-- What the exercise asks --
It is required that all of the data be written out exactly.

Items from an interface collection:
----------------
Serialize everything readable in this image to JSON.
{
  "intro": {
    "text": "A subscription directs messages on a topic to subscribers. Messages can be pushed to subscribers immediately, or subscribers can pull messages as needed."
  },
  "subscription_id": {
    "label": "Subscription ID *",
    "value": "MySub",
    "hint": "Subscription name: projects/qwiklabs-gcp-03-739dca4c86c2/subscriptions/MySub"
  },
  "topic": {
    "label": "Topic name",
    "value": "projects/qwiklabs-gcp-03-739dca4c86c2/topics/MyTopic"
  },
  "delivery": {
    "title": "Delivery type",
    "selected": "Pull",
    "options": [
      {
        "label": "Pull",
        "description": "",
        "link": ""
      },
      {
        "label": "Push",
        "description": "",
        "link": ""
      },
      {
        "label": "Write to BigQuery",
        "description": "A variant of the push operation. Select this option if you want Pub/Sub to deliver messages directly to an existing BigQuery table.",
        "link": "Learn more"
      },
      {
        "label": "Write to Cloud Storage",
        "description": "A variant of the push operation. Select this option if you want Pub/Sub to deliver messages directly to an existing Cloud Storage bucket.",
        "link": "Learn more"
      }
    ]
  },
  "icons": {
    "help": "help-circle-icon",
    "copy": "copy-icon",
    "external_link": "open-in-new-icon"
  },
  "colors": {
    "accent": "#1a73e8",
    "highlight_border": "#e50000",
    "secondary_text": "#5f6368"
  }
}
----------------
-- Result for this task --
Serialize everything readable in this image to JSON.
{
  "intro": {
    "text": "A subscription directs messages on a topic to subscribers. Messages can be pushed to subscribers immediately, or subscribers can pull messages as needed."
  },
  "subscription_id": {
    "label": "Subscription ID *",
    "value": "MySub",
    "hint": "Subscription name: projects/qwiklabs-gcp-03-739dca4c86c2/subscriptions/MySub"
  },
  "topic": {
    "label": "Topic name",
    "value": "projects/qwiklabs-gcp-03-739dca4c86c2/topics/MyTopic"
  },
  "delivery": {
    "title": "Delivery type",
    "selected": "Pull",
    "options": [
      {
        "label": "Pull",
        "description": "",
        "link": ""
      },
      {
        "label": "Push",
        "description": "",
        "link": ""
      },
      {
        "label": "Write to BigQuery",
        "description": "A variant of the push operation. Select this option if you want Pub/Sub to deliver messages directly to an existing BigQuery table.",
        "link": "Learn more"
      },
      {
        "label": "Write to Cloud Storage",
        "description": "A variant of the push operation. Select this option if you want Pub/Sub to deliver messages directly to an existing Cloud Storage bucket.",
        "link": "Learn more"
      }
    ]
  },
  "icons": {
    "help": "help-circle-icon",
    "copy": "copy-icon",
    "external_link": "open-in-new-icon"
  },
  "colors": {
    "accent": "#1a73e8",
    "highlight_border": "#e50000",
    "secondary_text": "#5f6368"
  }
}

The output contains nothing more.